Stevens started his political career as a federal prosecutor in Alaska but always had his sights set on a national seat. He first came to Washington, D.C. to work for the Department of Interior, where he was a key figure in the fight for Alaska's statehood. After Alaska became a state in 1959, Stevens ran for the Senate seat in 1962, but lost.
He won a seat in the Alaska House of Representatives in 1964, and became the majority leader in his second term.
His second attempt at the U.S. Senate seat in 1968 was also unsuccessful, but the former Air Force lieutenant's moment came later that year, when Democratic Sen. E.L. "Bob" Bartlett died and Alaska's Republican Gov. Walter J. Hickel chose Stevens to fill the seat.
The Harvard Law School graduate, known for his hot temper and outbursts on the Senate floor, gained considerable political power over the years and emerged as a leading supporter of oil and gas development in his state.
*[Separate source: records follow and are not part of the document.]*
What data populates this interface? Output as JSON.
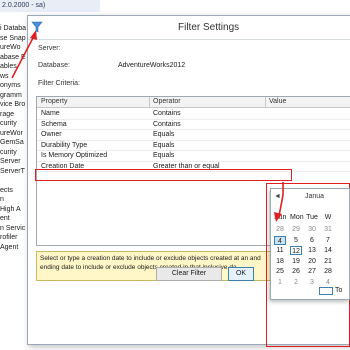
{
  "explorer": {
    "title": "2.0.2000 - sa)",
    "items": [
      "i Databa",
      "se Snap",
      "ureWo",
      "abase E",
      "ables",
      "ws",
      "onyms",
      "gramm",
      "vice Bro",
      "rage",
      "curity",
      "ureWor",
      "GemSa",
      "curity",
      "Server",
      "ServerT",
      "",
      "ects",
      "n",
      "High A",
      "ent",
      "n Servic",
      "rofiler",
      "Agent"
    ]
  },
  "dialog": {
    "title": "Filter Settings",
    "server_label": "Server:",
    "server_value": "",
    "database_label": "Database:",
    "database_value": "AdventureWorks2012",
    "criteria_label": "Filter Criteria:",
    "columns": [
      "Property",
      "Operator",
      "Value"
    ],
    "rows": [
      {
        "property": "Name",
        "operator": "Contains",
        "value": ""
      },
      {
        "property": "Schema",
        "operator": "Contains",
        "value": ""
      },
      {
        "property": "Owner",
        "operator": "Equals",
        "value": ""
      },
      {
        "property": "Durability Type",
        "operator": "Equals",
        "value": ""
      },
      {
        "property": "Is Memory Optimized",
        "operator": "Equals",
        "value": ""
      },
      {
        "property": "Creation Date",
        "operator": "Greater than or equal",
        "value": ""
      }
    ],
    "description": "Select or type a creation date to include or exclude objects created at an and ending date to include or exclude objects created in that inclusive da",
    "clear_filter_label": "Clear Filter",
    "ok_label": "OK"
  },
  "calendar": {
    "month_label": "Janua",
    "prev_arrow": "◄",
    "day_headers": [
      "Sun",
      "Mon",
      "Tue",
      "W"
    ],
    "weeks": [
      [
        "28",
        "29",
        "30",
        "31"
      ],
      [
        "4",
        "5",
        "6",
        "7"
      ],
      [
        "11",
        "12",
        "13",
        "14"
      ],
      [
        "18",
        "19",
        "20",
        "21"
      ],
      [
        "25",
        "26",
        "27",
        "28"
      ],
      [
        "1",
        "2",
        "3",
        "4"
      ]
    ],
    "selected_day": "4",
    "today_day": "12",
    "today_label": "To"
  },
  "colors": {
    "annotation": "#e02020",
    "selection": "#cce4f7",
    "accent": "#3c7fb1",
    "description_bg": "#fff7c8"
  }
}
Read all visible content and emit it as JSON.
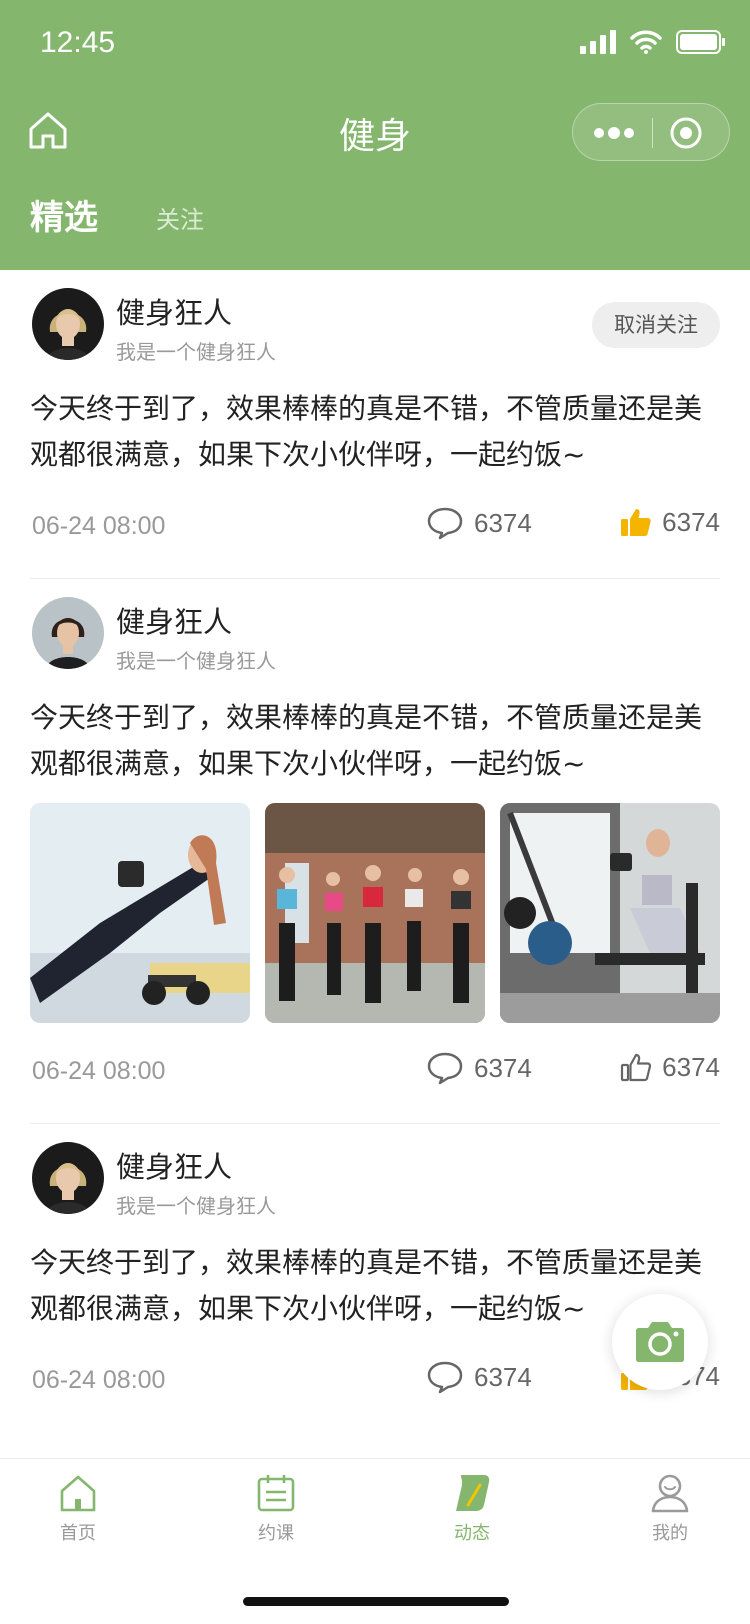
{
  "status_bar": {
    "time": "12:45"
  },
  "nav": {
    "title": "健身"
  },
  "tabs": {
    "featured": "精选",
    "following": "关注"
  },
  "posts": [
    {
      "author": "健身狂人",
      "bio": "我是一个健身狂人",
      "follow_button": "取消关注",
      "text": "今天终于到了，效果棒棒的真是不错，不管质量还是美观都很满意，如果下次小伙伴呀，一起约饭~",
      "date": "06-24  08:00",
      "comments": "6374",
      "likes": "6374",
      "liked": true
    },
    {
      "author": "健身狂人",
      "bio": "我是一个健身狂人",
      "text": "今天终于到了，效果棒棒的真是不错，不管质量还是美观都很满意，如果下次小伙伴呀，一起约饭~",
      "images": [
        "fitness-woman-dumbbell-photo",
        "group-workout-photo",
        "gym-bench-workout-photo"
      ],
      "date": "06-24  08:00",
      "comments": "6374",
      "likes": "6374",
      "liked": false
    },
    {
      "author": "健身狂人",
      "bio": "我是一个健身狂人",
      "text": "今天终于到了，效果棒棒的真是不错，不管质量还是美观都很满意，如果下次小伙伴呀，一起约饭~",
      "date": "06-24  08:00",
      "comments": "6374",
      "likes": "6374",
      "liked": true
    }
  ],
  "tabbar": [
    {
      "label": "首页",
      "icon": "home-icon"
    },
    {
      "label": "约课",
      "icon": "calendar-icon"
    },
    {
      "label": "动态",
      "icon": "moments-icon",
      "active": true
    },
    {
      "label": "我的",
      "icon": "user-icon"
    }
  ],
  "colors": {
    "brand": "#84b66e",
    "like": "#f5b400",
    "muted": "#999999"
  }
}
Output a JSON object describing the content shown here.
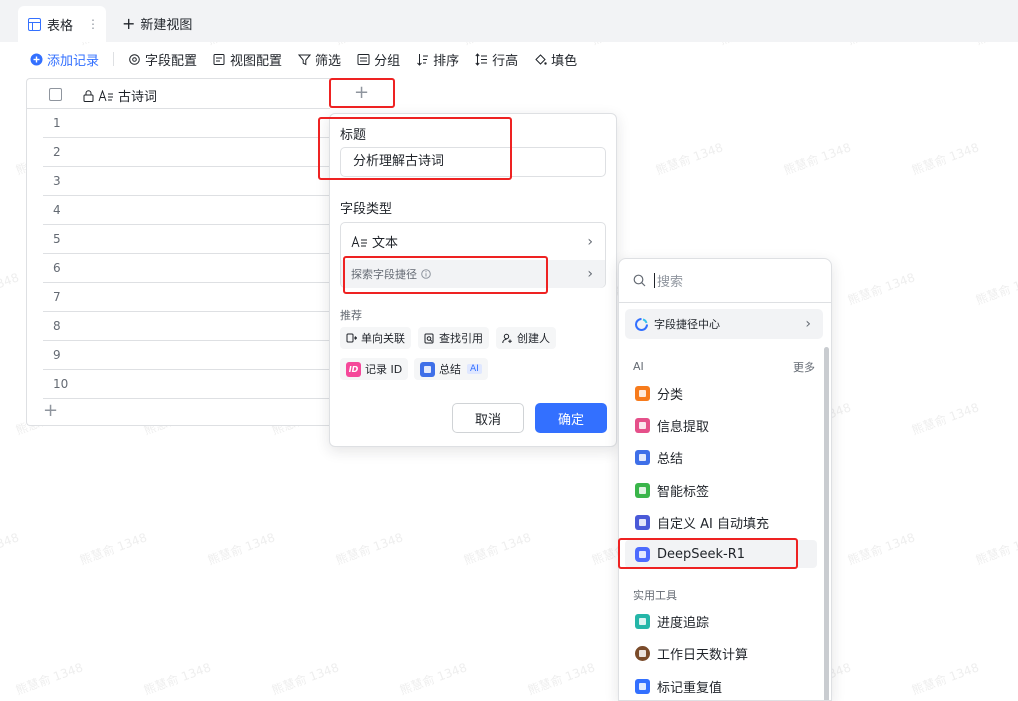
{
  "tabs": {
    "active": "表格",
    "new_view": "新建视图"
  },
  "toolbar": {
    "add_record": "添加记录",
    "field_config": "字段配置",
    "view_config": "视图配置",
    "filter": "筛选",
    "group": "分组",
    "sort": "排序",
    "row_height": "行高",
    "fill_color": "填色"
  },
  "grid": {
    "column_header": "古诗词",
    "row_numbers": [
      "1",
      "2",
      "3",
      "4",
      "5",
      "6",
      "7",
      "8",
      "9",
      "10"
    ],
    "add_symbol": "+"
  },
  "field_panel": {
    "title_label": "标题",
    "title_value": "分析理解古诗词",
    "type_label": "字段类型",
    "type_value": "文本",
    "explore_shortcut": "探索字段捷径",
    "recommend_label": "推荐",
    "recommend_chips": [
      "单向关联",
      "查找引用",
      "创建人",
      "记录 ID",
      "总结"
    ],
    "ai_badge": "AI",
    "cancel": "取消",
    "confirm": "确定"
  },
  "shortcut_menu": {
    "search_placeholder": "搜索",
    "center": "字段捷径中心",
    "ai_section": "AI",
    "more": "更多",
    "ai_items": [
      {
        "label": "分类",
        "color": "#f77b1c"
      },
      {
        "label": "信息提取",
        "color": "#e5508a"
      },
      {
        "label": "总结",
        "color": "#3e6fe8"
      },
      {
        "label": "智能标签",
        "color": "#3ab54a"
      },
      {
        "label": "自定义 AI 自动填充",
        "color": "#4a5ad8"
      },
      {
        "label": "DeepSeek-R1",
        "color": "#4d6bfe"
      }
    ],
    "tools_section": "实用工具",
    "tool_items": [
      {
        "label": "进度追踪",
        "color": "#25b6a8"
      },
      {
        "label": "工作日天数计算",
        "color": "#7a4b2a"
      },
      {
        "label": "标记重复值",
        "color": "#3370ff"
      }
    ]
  },
  "watermark": "熊慧俞 1348",
  "colors": {
    "accent": "#3370ff",
    "annotation": "#ee2222"
  }
}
He ran undefeated until 2008, when, marred by corruption charges, he failed to regain the seat he had held on for more than four decades.
A powerful force in the Republican party, Stevens occupied many important posts -- he served as party whip for eight years in the 1980's, chaired the Alaska delegation to the Republican National Convention in 1984 and was chairman of the powerful appropriations committee for nearly seven years.
But he was often at odds within his own party over tax cuts and abortion, and took much criticism for putting his state's interests always at the front and directing millions of dollars into Alaska projects.
He also famously clashed with environmental groups over his outspoken support for oil and gas drilling and exploration in Alaska and his close ties to Big Oil in Congress.
In his home state, however, Stevens enjoyed widespread popularity until beleaguered by corruption charges. In 2000, the Alaska state legislature awarded him the title of "Alaskan of the Century."
"I am guilty of asking the Senate for pork and proud of the Senate for giving it to me," Stevens famously declared in 2001.
Ted Stevens Dies
Stevens was a staunch advocate of oil production in Alaska. In 1973, Stevens supported and pushed to expedite the construction of the Trans-Alaska Pipeline that connects Alaska's oil-producing Prudhoe Bay to the southern shipping port of Valdez. In his long career, he pushed for numerous proposals granting concessions to oil companies in Alaska and around the county.
His lobbying for the famous "Bridge to Nowhere" in 2005 divided the Republican party. As chair of the appropriations committee, Stevens directed $398 million in federal funding for a bridge that would link a small town to an island in Alaska inhabited by less than 50 people. But the plan was called off after complaints of pork-barrel spending, even as Stevens threatened to resign.
In the end, the money was still earmarked for Alaska.
While Stevens, with his famous "Incredible Hulk" necktie, became a powerful and influential political figure in his state, his career was marred after he was indicted by a federal grand jury on seven counts of making false statements. He became only the 11th sitting U.S. senator in American history to be indicted.
The indictment charged that Stevens "knowingly and intentionally sought to conceal and cover up his receipt of things of value by filing Financial Disclosure Forms that contained false statements and omissions" regarding $250,000 in gifts of value.
Stevens pleaded not guilty but in October, 2008, just a few weeks shy of the election, he was found guilty on all charges. Eventually, the charges were dropped by Holder but not before the verdict cost Stevens his career.
For the first time in his four-decade plus career, Steven lost his reelection bid and became the first longest serving senator to not win back his seat.
Stevens survived the crash of a Learjet 25C at Anchorage International Airport on December 4, 1978 that killed five people, including his wife, Ann. Stevens had three sons and two daughters with his first wife. He married Catherine Chandler in 1980, with whom he has one daughter.
ABC News' Matthew Jaffe contributed to this report.